Medium density homes like duplexes, townhouses, and row-houses have a range benefits. Not only do they allow for more housing options in inner suburban areas near to jobs, community, and transport options, they can also complement and compete with higher density apartment buildings, and reduce our current over-reliance on greenfield developments on the edge of Canberra.
So what’s stopping us building more of these kinds of social and market-rate housing to boost rental supply? Well, our planning laws have a lot to answer for. Medium-density homes are largely banned on the 80% of ACT residential land zoned RZ1. This means that even modest multi-unit developments, like the Stellulata co-housing project in Ainslie, require changes to our planning laws to enable them to be built.
In addition, many market-rate and social housing projects are held up in court by wealthy neighbours, because our planning laws allow almost anyone to appeal planning decisions to ACAT.
A positive plan to improve housing affordability
That’s why our submission to the inquiry includes a range of recommendations for planning reforms to allow more and better housing to be built across the ACT, from allowing more duplexes and townhouses in RZ1-zoned areas, to upzoning more areas near to rapid transit routes.
Our submission to the inquiry also includes other recommendations that go to increasing social housing investment, improving ACT Government monitoring of rents and rental supply, and improving enforcement of existing rent increase caps.
Ultimately, we’re encouraged to see the ACT Legislative Assembly taking this issue seriously. We owe it to the many Canberrans struggling through our housing crisis to get our policy response right.
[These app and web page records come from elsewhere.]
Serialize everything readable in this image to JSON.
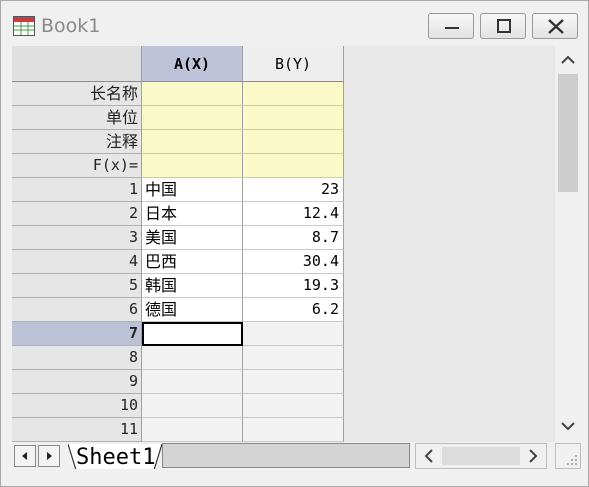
{
  "window": {
    "title": "Book1",
    "icon": "worksheet-icon",
    "buttons": {
      "minimize": "minimize-icon",
      "maximize": "maximize-icon",
      "close": "close-icon"
    }
  },
  "columns": {
    "a": "A(X)",
    "b": "B(Y)"
  },
  "meta_rows": [
    {
      "label": "长名称"
    },
    {
      "label": "单位"
    },
    {
      "label": "注释"
    },
    {
      "label": "F(x)="
    }
  ],
  "data_rows": [
    {
      "n": "1",
      "a": "中国",
      "b": "23"
    },
    {
      "n": "2",
      "a": "日本",
      "b": "12.4"
    },
    {
      "n": "3",
      "a": "美国",
      "b": "8.7"
    },
    {
      "n": "4",
      "a": "巴西",
      "b": "30.4"
    },
    {
      "n": "5",
      "a": "韩国",
      "b": "19.3"
    },
    {
      "n": "6",
      "a": "德国",
      "b": "6.2"
    }
  ],
  "empty_rows": [
    {
      "n": "7"
    },
    {
      "n": "8"
    },
    {
      "n": "9"
    },
    {
      "n": "10"
    },
    {
      "n": "11"
    }
  ],
  "active_row": "7",
  "sheet": {
    "tab_label": "Sheet1"
  },
  "colors": {
    "selected_header": "#bfc3d9",
    "meta_fill": "#fafac8"
  }
}
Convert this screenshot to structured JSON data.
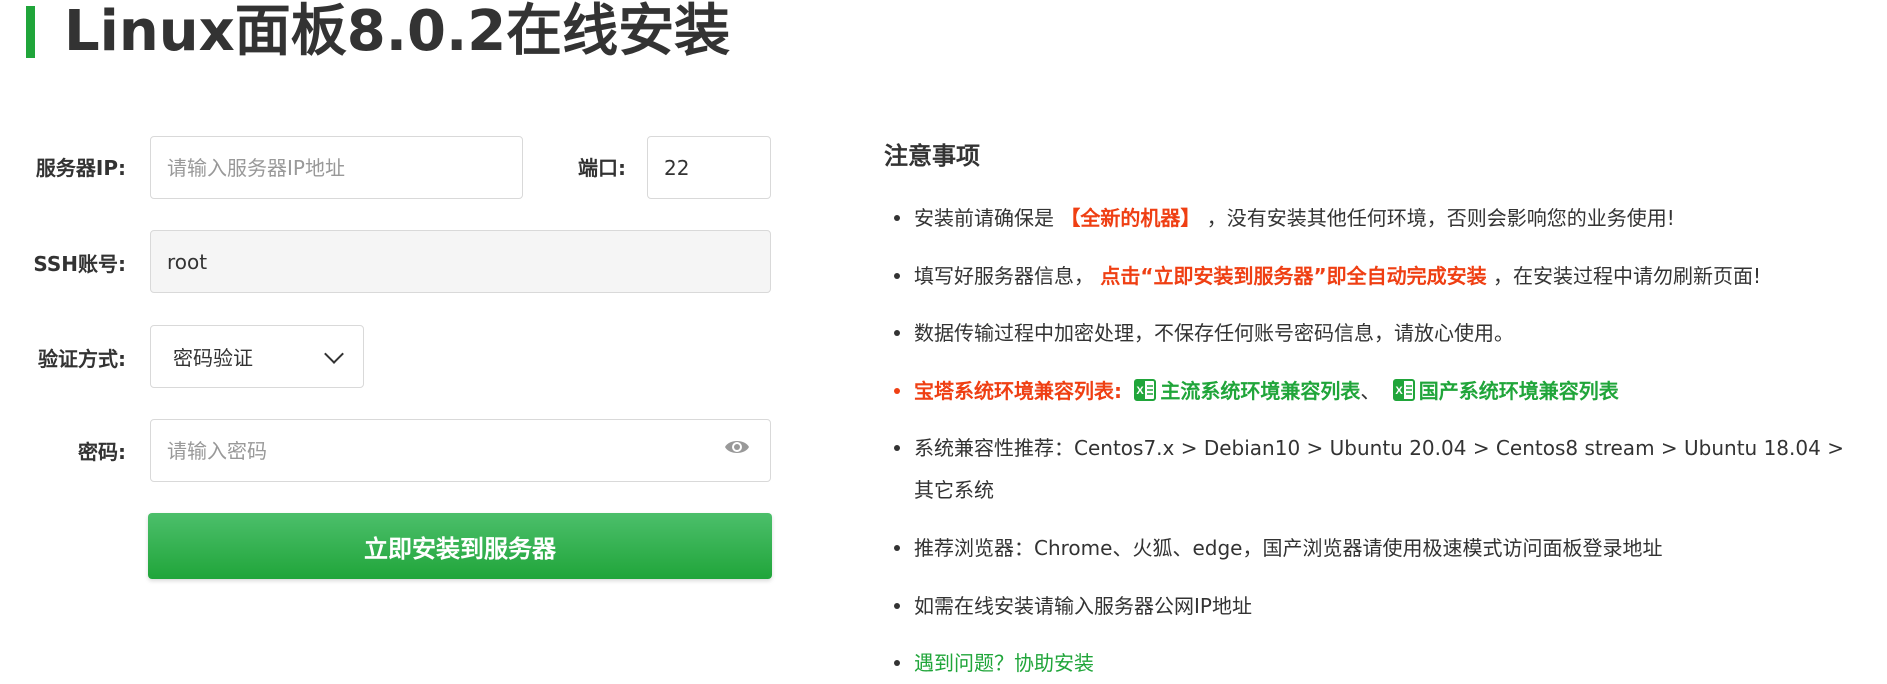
{
  "page": {
    "title": "Linux面板8.0.2在线安装"
  },
  "form": {
    "server_ip_label": "服务器IP:",
    "server_ip_placeholder": "请输入服务器IP地址",
    "port_label": "端口:",
    "port_value": "22",
    "ssh_label": "SSH账号:",
    "ssh_value": "root",
    "auth_label": "验证方式:",
    "auth_value": "密码验证",
    "password_label": "密码:",
    "password_placeholder": "请输入密码",
    "install_button": "立即安装到服务器"
  },
  "notes": {
    "title": "注意事项",
    "item1": {
      "a": "安装前请确保是",
      "b": "【全新的机器】",
      "c": "，没有安装其他任何环境，否则会影响您的业务使用!"
    },
    "item2": {
      "a": "填写好服务器信息，",
      "b": "点击“立即安装到服务器”即全自动完成安装",
      "c": "，在安装过程中请勿刷新页面!"
    },
    "item3": "数据传输过程中加密处理，不保存任何账号密码信息，请放心使用。",
    "item4": {
      "a": "宝塔系统环境兼容列表:",
      "b": "主流系统环境兼容列表",
      "sep": "、",
      "c": "国产系统环境兼容列表"
    },
    "item5": "系统兼容性推荐：Centos7.x > Debian10 > Ubuntu 20.04 > Centos8 stream > Ubuntu 18.04 > 其它系统",
    "item6": "推荐浏览器：Chrome、火狐、edge，国产浏览器请使用极速模式访问面板登录地址",
    "item7": "如需在线安装请输入服务器公网IP地址",
    "item8": "遇到问题？协助安装"
  },
  "colors": {
    "accent_green": "#20a53a",
    "highlight_red": "#ef3f13"
  }
}
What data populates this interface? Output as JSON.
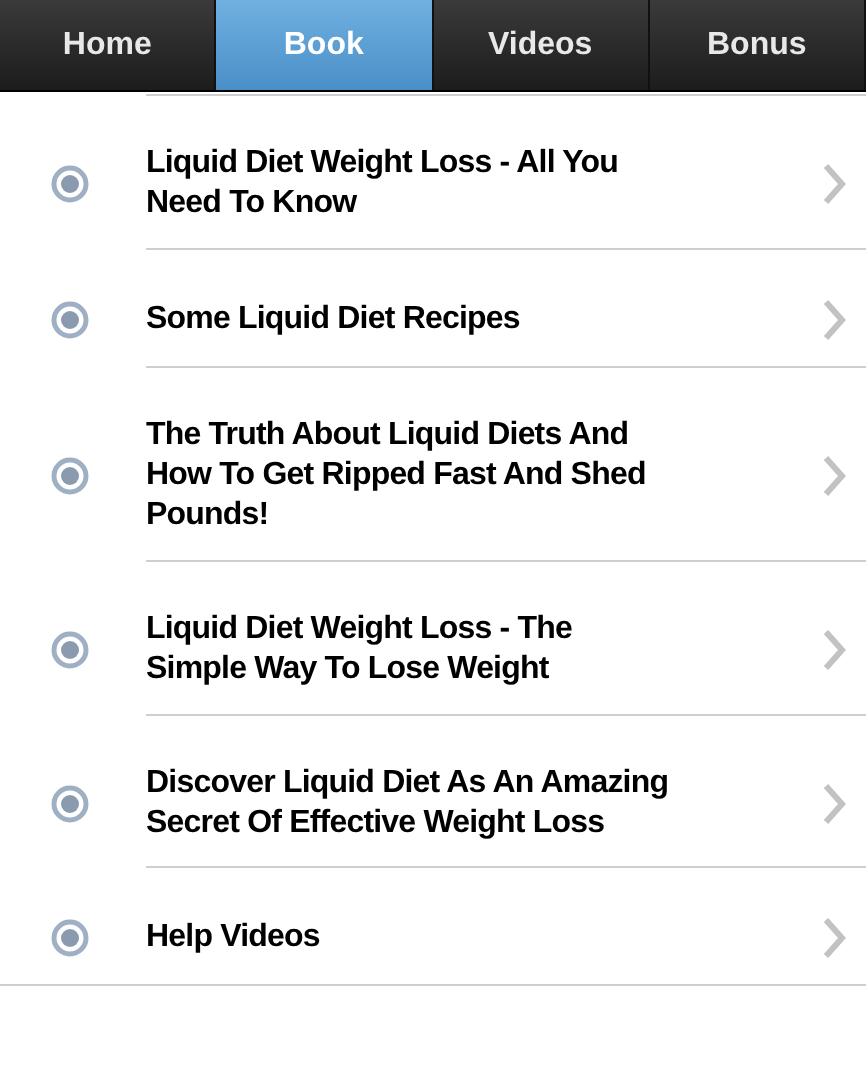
{
  "tabs": [
    {
      "label": "Home",
      "selected": false
    },
    {
      "label": "Book",
      "selected": true
    },
    {
      "label": "Videos",
      "selected": false
    },
    {
      "label": "Bonus",
      "selected": false
    }
  ],
  "items": [
    {
      "title": "Liquid Diet Weight Loss - All You Need To Know"
    },
    {
      "title": "Some Liquid Diet Recipes"
    },
    {
      "title": "The Truth About Liquid Diets And How To Get Ripped Fast And Shed Pounds!"
    },
    {
      "title": "Liquid Diet Weight Loss - The Simple Way To Lose Weight"
    },
    {
      "title": "Discover Liquid Diet As An Amazing Secret Of Effective Weight Loss"
    },
    {
      "title": "Help Videos"
    }
  ]
}
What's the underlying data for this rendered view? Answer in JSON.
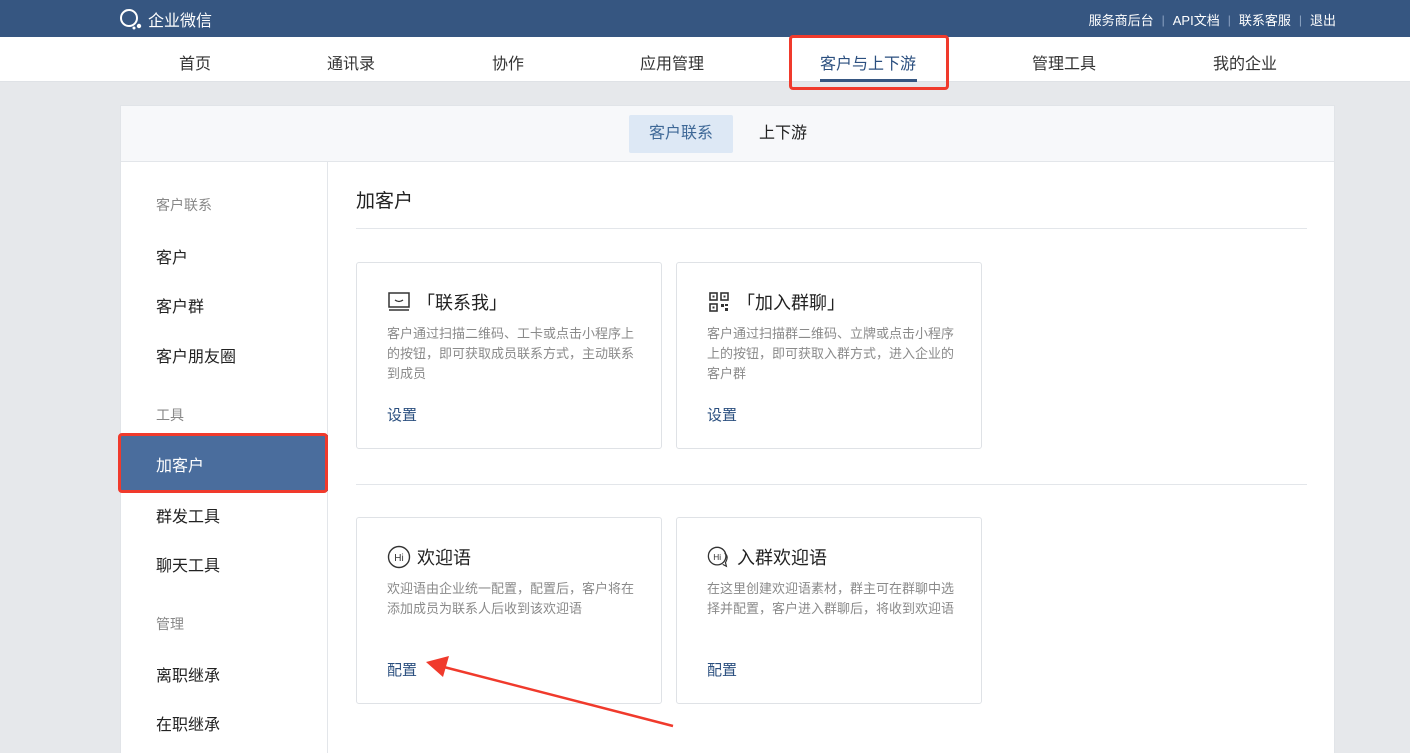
{
  "app": {
    "title": "企业微信"
  },
  "toplinks": [
    "服务商后台",
    "API文档",
    "联系客服",
    "退出"
  ],
  "nav": [
    "首页",
    "通讯录",
    "协作",
    "应用管理",
    "客户与上下游",
    "管理工具",
    "我的企业"
  ],
  "subtabs": [
    "客户联系",
    "上下游"
  ],
  "sidebar": {
    "sections": [
      "客户联系",
      "工具",
      "管理"
    ],
    "items": [
      "客户",
      "客户群",
      "客户朋友圈",
      "加客户",
      "群发工具",
      "聊天工具",
      "离职继承",
      "在职继承"
    ]
  },
  "content": {
    "title": "加客户",
    "cards": [
      {
        "title": "「联系我」",
        "icon": "contact-me-icon",
        "desc": "客户通过扫描二维码、工卡或点击小程序上的按钮，即可获取成员联系方式，主动联系到成员",
        "action": "设置"
      },
      {
        "title": "「加入群聊」",
        "icon": "qrcode-icon",
        "desc": "客户通过扫描群二维码、立牌或点击小程序上的按钮，即可获取入群方式，进入企业的客户群",
        "action": "设置"
      },
      {
        "title": "欢迎语",
        "icon": "hi-icon",
        "desc": "欢迎语由企业统一配置，配置后，客户将在添加成员为联系人后收到该欢迎语",
        "action": "配置"
      },
      {
        "title": "入群欢迎语",
        "icon": "hi-chat-icon",
        "desc": "在这里创建欢迎语素材，群主可在群聊中选择并配置，客户进入群聊后，将收到欢迎语",
        "action": "配置"
      }
    ]
  },
  "colors": {
    "topbar": "#365681",
    "accent": "#4a6d9d",
    "annotation": "#f03a2c"
  }
}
And that means looking beyond just vacancy taxes, to consider more impactful planning reforms that will ensure everyone in Canberra has a place to call home.